Minister urges Protestants to visit Catholic church targeted in sectarian attack
A FORMER Presbyterian minister has urged Protestants to visit a Catholic church targeted in a sectarian graffiti attack.
Rev David Armstrong spoke out after attackers daubed UDA and UFF on St Mary’s Church in Limavady during an overnight attack on Monday.
Black paint was also thrown over a nearby cross bearing the image of Jesus.
Rev Armstrong was forced to leave Limavady with his wife and children by loyalists after exchanging Christmas greetings with his Catholic counterpart Fr Kevin Mullan in 1985.
He later retrained as a Church of Ireland minister and served in Co Cork before he retired.
Rev Armstrong suggested that Protestants should visit the church.
"It would not be a bad thing if on a Saturday night or Sunday morning that they would go to (the) church as a way of saying, ‘we not only say in words we don’t like what has been done, but by our presence - even if a token gesture - people will be able to see the people who wrote on the church don’t speak for us," he said.
He said Protestants from Limavady should distance themselves from the actions of the attackers.
“It’s up to Protestant people in Limavady to show their true selves at least by lifting the phone, writing a letter or going to speak to their Catholic neighbours to say what was done to your church does not represent me,” he said.
Rev Armstrong also described the paint attack on the cross “sacrilege”.

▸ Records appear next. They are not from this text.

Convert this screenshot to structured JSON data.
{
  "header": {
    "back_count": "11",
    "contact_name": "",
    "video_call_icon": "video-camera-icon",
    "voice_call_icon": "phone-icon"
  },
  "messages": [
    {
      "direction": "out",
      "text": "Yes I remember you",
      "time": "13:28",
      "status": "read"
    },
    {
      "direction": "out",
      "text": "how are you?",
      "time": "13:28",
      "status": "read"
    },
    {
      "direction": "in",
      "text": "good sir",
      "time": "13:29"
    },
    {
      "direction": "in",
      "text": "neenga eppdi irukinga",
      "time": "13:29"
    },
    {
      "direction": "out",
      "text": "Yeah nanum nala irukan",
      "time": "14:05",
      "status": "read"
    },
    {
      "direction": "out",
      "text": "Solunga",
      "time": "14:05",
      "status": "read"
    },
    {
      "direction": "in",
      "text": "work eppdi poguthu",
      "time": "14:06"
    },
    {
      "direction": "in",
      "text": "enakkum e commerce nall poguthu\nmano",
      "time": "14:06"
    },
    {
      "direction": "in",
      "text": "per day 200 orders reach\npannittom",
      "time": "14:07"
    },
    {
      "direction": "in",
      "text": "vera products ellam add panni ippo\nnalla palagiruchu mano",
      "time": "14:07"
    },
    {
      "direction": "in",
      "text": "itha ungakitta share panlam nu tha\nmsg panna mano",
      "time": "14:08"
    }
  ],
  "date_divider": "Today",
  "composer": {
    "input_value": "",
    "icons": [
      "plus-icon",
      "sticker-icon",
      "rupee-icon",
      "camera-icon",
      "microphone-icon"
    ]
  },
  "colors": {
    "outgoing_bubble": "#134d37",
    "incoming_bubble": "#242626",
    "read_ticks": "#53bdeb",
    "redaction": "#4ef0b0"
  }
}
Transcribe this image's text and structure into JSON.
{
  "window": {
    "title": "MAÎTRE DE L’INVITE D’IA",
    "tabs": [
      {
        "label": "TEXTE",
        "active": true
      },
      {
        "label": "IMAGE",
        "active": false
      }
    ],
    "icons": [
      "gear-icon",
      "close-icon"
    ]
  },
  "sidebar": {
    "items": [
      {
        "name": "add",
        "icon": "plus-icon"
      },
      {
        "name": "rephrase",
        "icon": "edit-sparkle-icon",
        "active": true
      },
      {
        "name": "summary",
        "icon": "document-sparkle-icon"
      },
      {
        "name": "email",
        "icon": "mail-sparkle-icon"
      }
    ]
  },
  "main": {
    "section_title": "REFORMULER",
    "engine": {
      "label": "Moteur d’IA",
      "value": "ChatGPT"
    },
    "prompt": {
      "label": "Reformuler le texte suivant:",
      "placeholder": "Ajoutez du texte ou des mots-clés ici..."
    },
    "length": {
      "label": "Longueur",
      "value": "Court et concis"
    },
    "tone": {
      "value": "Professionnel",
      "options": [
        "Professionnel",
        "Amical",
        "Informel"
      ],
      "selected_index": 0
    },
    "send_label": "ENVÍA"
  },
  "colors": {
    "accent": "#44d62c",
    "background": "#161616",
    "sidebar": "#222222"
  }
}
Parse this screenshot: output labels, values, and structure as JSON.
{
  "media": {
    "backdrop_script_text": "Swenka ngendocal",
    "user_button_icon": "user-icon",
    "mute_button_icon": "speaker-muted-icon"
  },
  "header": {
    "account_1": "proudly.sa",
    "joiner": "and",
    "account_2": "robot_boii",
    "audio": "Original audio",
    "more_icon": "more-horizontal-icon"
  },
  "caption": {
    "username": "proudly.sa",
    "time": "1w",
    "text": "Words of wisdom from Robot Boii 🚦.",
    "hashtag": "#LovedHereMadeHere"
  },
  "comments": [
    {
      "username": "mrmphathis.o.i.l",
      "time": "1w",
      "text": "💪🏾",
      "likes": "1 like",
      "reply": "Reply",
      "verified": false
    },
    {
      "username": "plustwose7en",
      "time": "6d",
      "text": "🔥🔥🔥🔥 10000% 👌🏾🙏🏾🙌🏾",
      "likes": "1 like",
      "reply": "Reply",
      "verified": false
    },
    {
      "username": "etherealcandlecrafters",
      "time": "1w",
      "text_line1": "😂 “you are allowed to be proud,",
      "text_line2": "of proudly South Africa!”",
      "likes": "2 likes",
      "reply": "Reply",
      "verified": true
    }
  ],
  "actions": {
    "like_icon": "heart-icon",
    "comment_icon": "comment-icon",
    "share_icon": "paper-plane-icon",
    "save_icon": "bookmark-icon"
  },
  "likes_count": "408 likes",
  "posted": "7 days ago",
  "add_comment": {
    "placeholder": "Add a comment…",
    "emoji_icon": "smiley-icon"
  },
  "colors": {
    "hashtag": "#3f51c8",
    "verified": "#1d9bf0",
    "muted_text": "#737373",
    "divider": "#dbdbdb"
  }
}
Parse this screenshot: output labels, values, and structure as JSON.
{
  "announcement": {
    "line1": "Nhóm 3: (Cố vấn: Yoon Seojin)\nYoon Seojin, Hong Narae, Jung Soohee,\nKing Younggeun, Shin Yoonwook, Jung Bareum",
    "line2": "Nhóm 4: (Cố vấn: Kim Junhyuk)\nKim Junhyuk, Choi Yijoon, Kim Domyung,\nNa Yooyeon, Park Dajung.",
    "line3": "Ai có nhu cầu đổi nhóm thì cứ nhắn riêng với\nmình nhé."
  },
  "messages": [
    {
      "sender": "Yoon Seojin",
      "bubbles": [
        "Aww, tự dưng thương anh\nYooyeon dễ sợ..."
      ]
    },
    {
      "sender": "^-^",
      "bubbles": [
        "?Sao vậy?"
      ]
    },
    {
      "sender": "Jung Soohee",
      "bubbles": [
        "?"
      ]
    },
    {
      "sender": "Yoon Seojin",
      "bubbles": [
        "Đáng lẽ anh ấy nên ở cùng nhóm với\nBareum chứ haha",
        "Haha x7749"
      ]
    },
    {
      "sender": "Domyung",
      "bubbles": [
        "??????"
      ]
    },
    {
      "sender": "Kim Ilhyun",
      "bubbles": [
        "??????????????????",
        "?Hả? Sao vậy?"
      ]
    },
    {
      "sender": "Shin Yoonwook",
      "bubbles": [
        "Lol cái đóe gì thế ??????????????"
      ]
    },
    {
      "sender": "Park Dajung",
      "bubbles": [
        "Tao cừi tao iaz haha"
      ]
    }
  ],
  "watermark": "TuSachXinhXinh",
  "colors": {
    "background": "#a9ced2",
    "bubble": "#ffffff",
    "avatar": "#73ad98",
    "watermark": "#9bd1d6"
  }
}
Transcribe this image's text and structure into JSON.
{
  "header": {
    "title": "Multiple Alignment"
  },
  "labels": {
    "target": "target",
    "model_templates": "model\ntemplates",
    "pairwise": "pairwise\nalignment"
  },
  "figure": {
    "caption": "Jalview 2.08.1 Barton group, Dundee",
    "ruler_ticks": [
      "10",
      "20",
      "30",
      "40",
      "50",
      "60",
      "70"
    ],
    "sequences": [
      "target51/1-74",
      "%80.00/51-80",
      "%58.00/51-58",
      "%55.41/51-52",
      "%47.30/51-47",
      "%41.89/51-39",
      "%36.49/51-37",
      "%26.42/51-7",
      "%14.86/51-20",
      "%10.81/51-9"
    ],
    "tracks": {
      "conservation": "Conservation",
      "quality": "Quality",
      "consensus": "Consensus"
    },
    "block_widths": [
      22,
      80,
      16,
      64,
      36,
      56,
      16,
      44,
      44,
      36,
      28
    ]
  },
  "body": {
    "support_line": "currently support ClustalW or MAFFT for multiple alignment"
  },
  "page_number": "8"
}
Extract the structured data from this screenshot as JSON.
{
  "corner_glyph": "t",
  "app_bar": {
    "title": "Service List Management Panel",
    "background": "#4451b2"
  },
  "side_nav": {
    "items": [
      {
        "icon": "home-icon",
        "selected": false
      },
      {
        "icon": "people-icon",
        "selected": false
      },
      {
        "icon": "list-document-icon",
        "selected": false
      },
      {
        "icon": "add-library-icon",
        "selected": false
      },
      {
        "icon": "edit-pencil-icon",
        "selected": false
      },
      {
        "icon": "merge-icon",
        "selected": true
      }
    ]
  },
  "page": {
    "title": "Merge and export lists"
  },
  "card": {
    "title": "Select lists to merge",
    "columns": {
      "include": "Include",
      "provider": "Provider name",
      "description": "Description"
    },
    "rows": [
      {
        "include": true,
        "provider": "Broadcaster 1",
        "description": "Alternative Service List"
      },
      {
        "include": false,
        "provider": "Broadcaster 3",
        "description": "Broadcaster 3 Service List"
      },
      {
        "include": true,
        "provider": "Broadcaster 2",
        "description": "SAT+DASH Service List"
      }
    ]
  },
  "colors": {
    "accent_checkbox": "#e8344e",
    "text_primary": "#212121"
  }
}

Secretary of the Evangelical Protestant Society Wallace Thompson also slammed those behind the attack.
“Those who daubed slogans on this church have no clue about the doctrinal differences between Protestantism and Roman Catholicism, nor do they care,” he said.
“They have no commitment to the great principles of civil and religious liberty.
“They are no better than the thugs who attacked Rasharkin Orange hall at the weekend.
“Whoever they are, they are the enemies of the Protestant cause.”